Senior Director, Responsible Care
American Chemistry Council
June 2010Responsible CarE®Codes of Management PracticesOverview
Primary trade association representing the chemical industry in the United States.
Members represent approximately 85% of chemical production in the US.
ACC includes both SMEs and multinational companies.
“Owner” of Responsible Care® in US.
Providing support to GPCA as it develops regional Responsible Care program.
ACC adopted Responsible Care in 1988.
Obligation of membership.
Extended program to companies in the transportation and storage sectors in 1993.
Strong CEO leadership element.
Focus on consensus-building to ensure broad support of the program.
Currently conducting a review, led by external parties, to identify opportunities to improve the program.
Goals and Targets (RC 3.5)
The Codes of Management Practices are the tools of Responsible Care. By putting the codes in place, better safety and environmental performance and greater public openness will follow.
ACC Report, 1995
Decision was made to follow path established by Canadian industry and develop a set of codes.
Codes identify practices which all companies would implement in their organizations.
Codes are written to give companies flexibility in how to implement.
Companies reported implementation progress annually to ACC.
“Inside” the Facility Codes
“Outside” the Facility Codes
Community Awareness & Emergency Response
The scope of the codes is not totally inside or outside the facility. They all have elements that address issues on both sides of the fence line.
Companies were encouraged to identify a “steward” for each code who had responsibility for code implementation within the organization.
Through code implementation process, stewards would coordinate activities and break down organizational “silos.”

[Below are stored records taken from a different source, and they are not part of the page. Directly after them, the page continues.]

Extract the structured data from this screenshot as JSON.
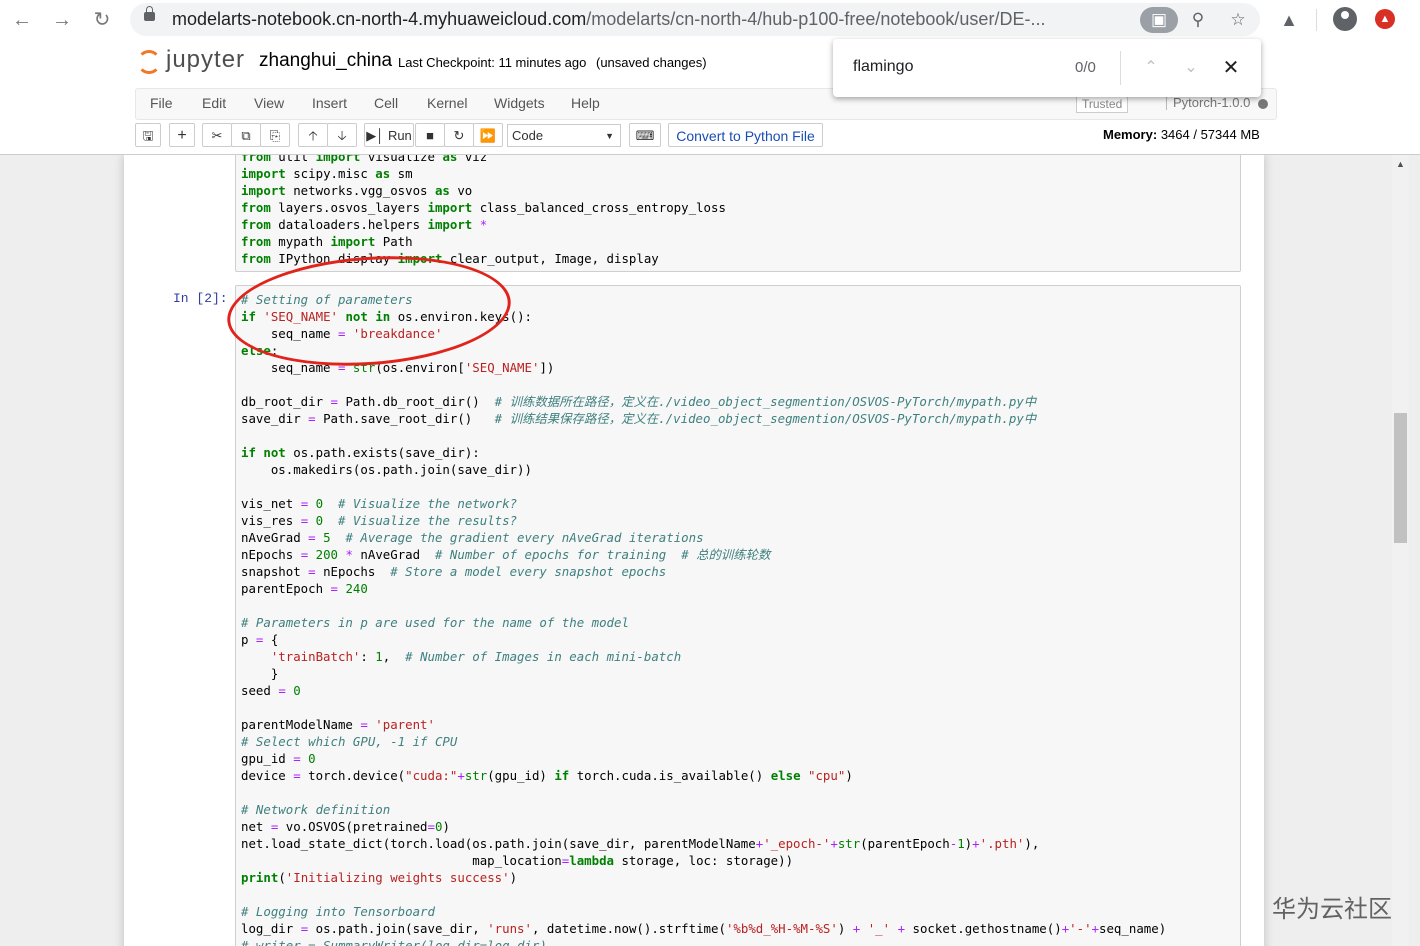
{
  "browser": {
    "url_main": "modelarts-notebook.cn-north-4.myhuaweicloud.com",
    "url_path": "/modelarts/cn-north-4/hub-p100-free/notebook/user/DE-..."
  },
  "find": {
    "query": "flamingo",
    "count": "0/0"
  },
  "jupyter": {
    "logo_text": "jupyter",
    "notebook_name": "zhanghui_china",
    "checkpoint": "Last Checkpoint: 11 minutes ago",
    "unsaved": "(unsaved changes)",
    "menu": [
      "File",
      "Edit",
      "View",
      "Insert",
      "Cell",
      "Kernel",
      "Widgets",
      "Help"
    ],
    "trusted": "Trusted",
    "kernel": "Pytorch-1.0.0",
    "toolbar": {
      "run_label": "Run",
      "cell_type": "Code",
      "convert_label": "Convert to Python File",
      "memory_label": "Memory:",
      "memory_value": "3464 / 57344 MB"
    }
  },
  "cell1_lines": [
    "from util import visualize as viz",
    "import scipy.misc as sm",
    "import networks.vgg_osvos as vo",
    "from layers.osvos_layers import class_balanced_cross_entropy_loss",
    "from dataloaders.helpers import *",
    "from mypath import Path",
    "from IPython.display import clear_output, Image, display"
  ],
  "cell2": {
    "prompt": "In  [2]:",
    "lines": [
      "# Setting of parameters",
      "if 'SEQ_NAME' not in os.environ.keys():",
      "    seq_name = 'breakdance'",
      "else:",
      "    seq_name = str(os.environ['SEQ_NAME'])",
      "",
      "db_root_dir = Path.db_root_dir()  # 训练数据所在路径，定义在./video_object_segmention/OSVOS-PyTorch/mypath.py中",
      "save_dir = Path.save_root_dir()   # 训练结果保存路径，定义在./video_object_segmention/OSVOS-PyTorch/mypath.py中",
      "",
      "if not os.path.exists(save_dir):",
      "    os.makedirs(os.path.join(save_dir))",
      "",
      "vis_net = 0  # Visualize the network?",
      "vis_res = 0  # Visualize the results?",
      "nAveGrad = 5  # Average the gradient every nAveGrad iterations",
      "nEpochs = 200 * nAveGrad  # Number of epochs for training  # 总的训练轮数",
      "snapshot = nEpochs  # Store a model every snapshot epochs",
      "parentEpoch = 240",
      "",
      "# Parameters in p are used for the name of the model",
      "p = {",
      "    'trainBatch': 1,  # Number of Images in each mini-batch",
      "    }",
      "seed = 0",
      "",
      "parentModelName = 'parent'",
      "# Select which GPU, -1 if CPU",
      "gpu_id = 0",
      "device = torch.device(\"cuda:\"+str(gpu_id) if torch.cuda.is_available() else \"cpu\")",
      "",
      "# Network definition",
      "net = vo.OSVOS(pretrained=0)",
      "net.load_state_dict(torch.load(os.path.join(save_dir, parentModelName+'_epoch-'+str(parentEpoch-1)+'.pth'),",
      "                               map_location=lambda storage, loc: storage))",
      "print('Initializing weights success')",
      "",
      "# Logging into Tensorboard",
      "log_dir = os.path.join(save_dir, 'runs', datetime.now().strftime('%b%d_%H-%M-%S') + '_' + socket.gethostname()+'-'+seq_name)",
      "# writer = SummaryWriter(log_dir=log_dir)"
    ]
  },
  "watermark": "华为云社区"
}
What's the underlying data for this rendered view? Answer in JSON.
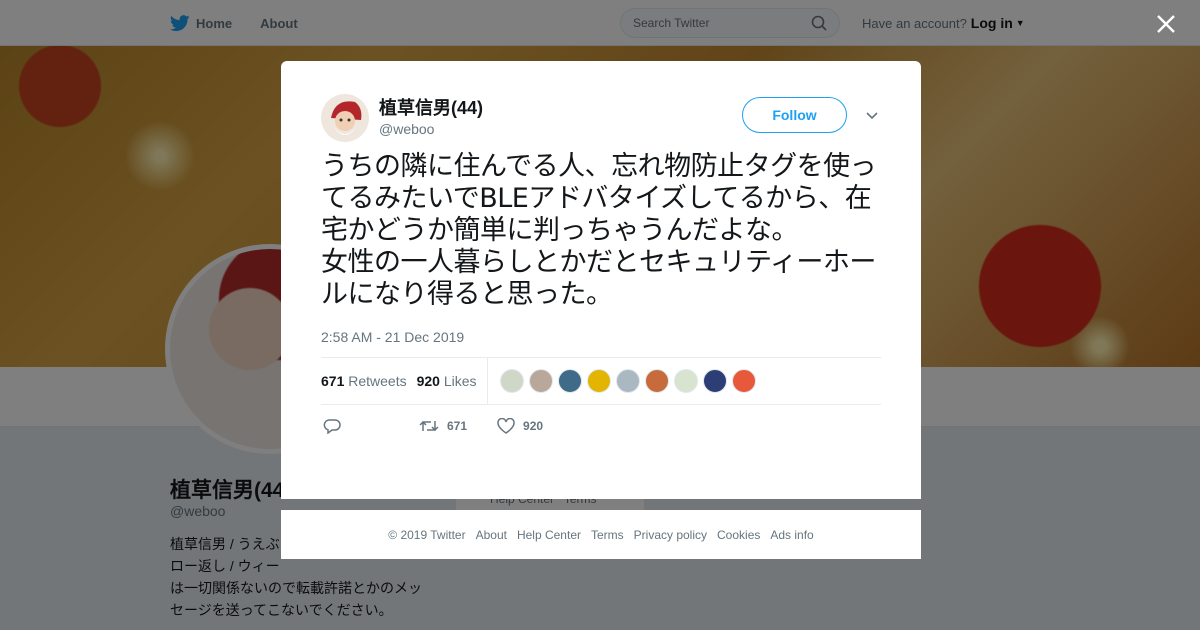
{
  "nav": {
    "home": "Home",
    "about": "About",
    "search_placeholder": "Search Twitter",
    "have_account": "Have an account?",
    "login": "Log in"
  },
  "profile": {
    "name": "植草信男(44",
    "handle": "@weboo",
    "bio": "植草信男 / うえぶ\nロー返し / ウィー\nは一切関係ないので転載許諾とかのメッ\nセージを送ってこないでください。",
    "help_fragment": "Help Center   Terms"
  },
  "tweet": {
    "fullname": "植草信男(44)",
    "screenname": "@weboo",
    "follow_label": "Follow",
    "text": "うちの隣に住んでる人、忘れ物防止タグを使ってるみたいでBLEアドバタイズしてるから、在宅かどうか簡単に判っちゃうんだよな。\n女性の一人暮らしとかだとセキュリティーホールになり得ると思った。",
    "timestamp": "2:58 AM - 21 Dec 2019",
    "retweets_count": "671",
    "retweets_label": "Retweets",
    "likes_count": "920",
    "likes_label": "Likes",
    "action_retweets": "671",
    "action_likes": "920"
  },
  "likers_colors": [
    "#cfd8c8",
    "#b9a79a",
    "#3f6a88",
    "#e3b400",
    "#aab8c2",
    "#c86b3c",
    "#d8e3d0",
    "#2c3e75",
    "#e8583a"
  ],
  "footer": {
    "links": [
      "© 2019 Twitter",
      "About",
      "Help Center",
      "Terms",
      "Privacy policy",
      "Cookies",
      "Ads info"
    ]
  },
  "colors": {
    "brand": "#1da1f2",
    "text_secondary": "#66757f"
  }
}
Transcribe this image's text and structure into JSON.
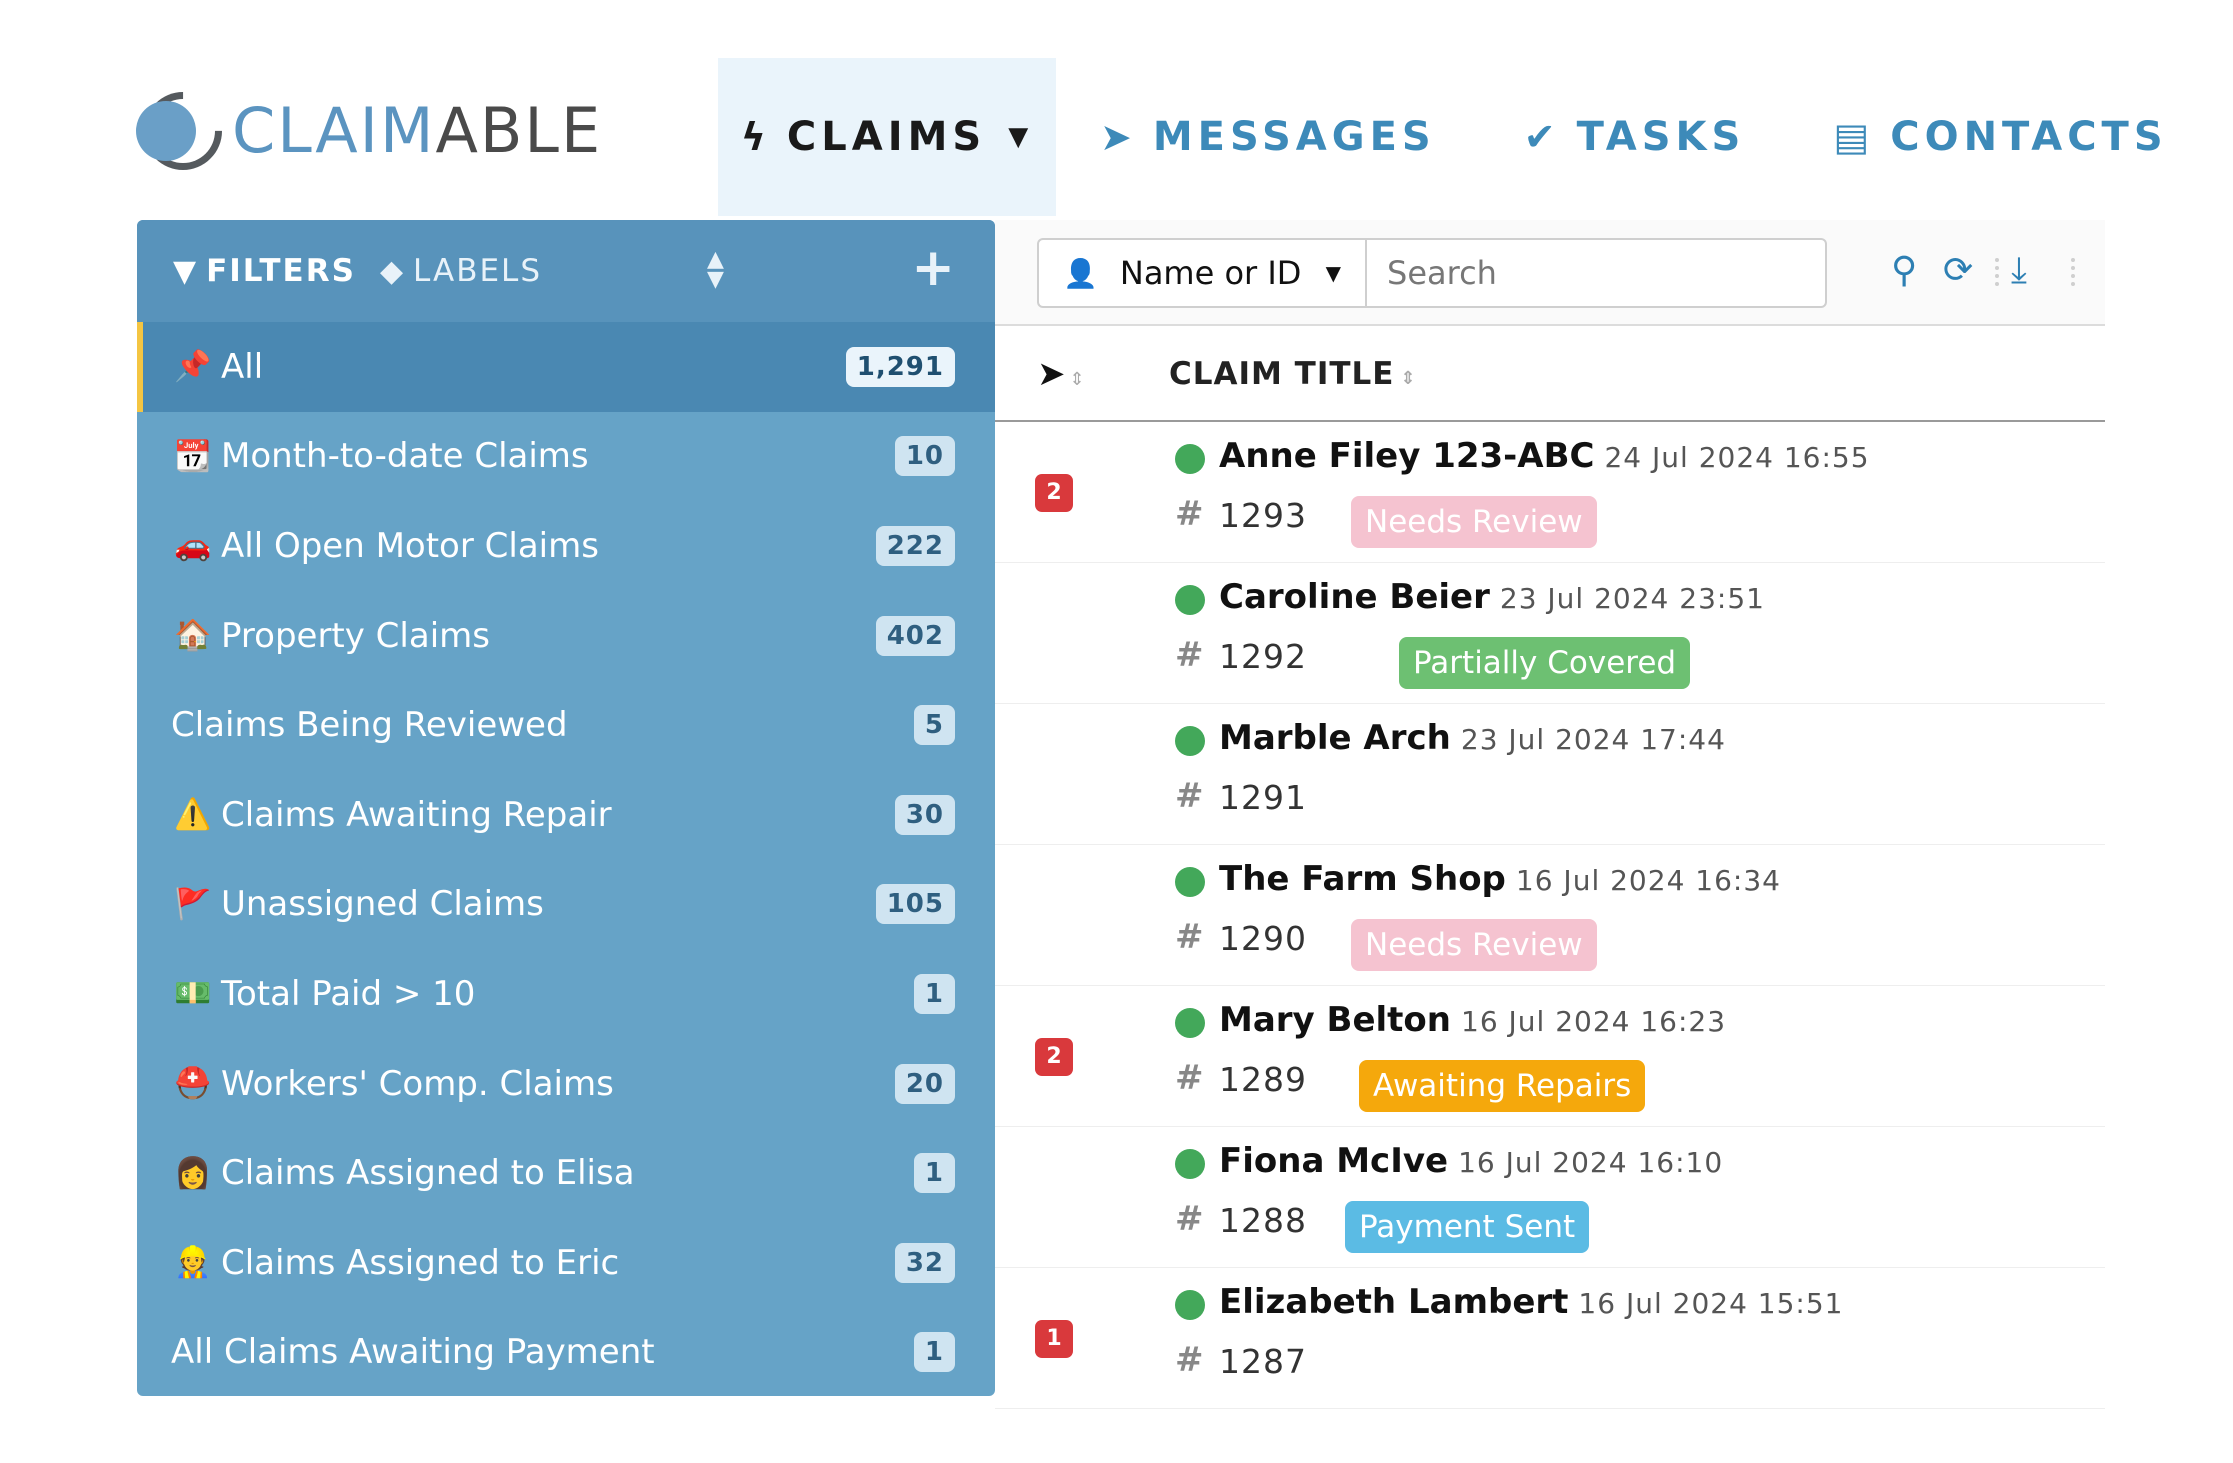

Required management to interact more directly with line workers.
Encouraged cooperation between EHS personnel and business leaders in the organization.
ACC developed a mandatory, annual self-assessment process to track company code implementation.
ACC used aggregate self-assessment results to determine where to direct resources to assist companies.
ACC also reported aggregate results to the public to demonstrate industry progress.
Within the companies, Responsible Care Coordinators tracked progress at each facility.
Expectation that CEOs were monitoring progress in their companies.
Codes eventually were integrated into ACC Responsible Care management system.
Created a strong EHS and Security foundation for members and Partner companies.
Codes were the glue that bonded the membership in the early days of the program. That bond still exists today.
Codes remain tools in the ACC Responsible Care toolbox.
ACC Codes were adopted by many associations in Asia and South America during the 1990s.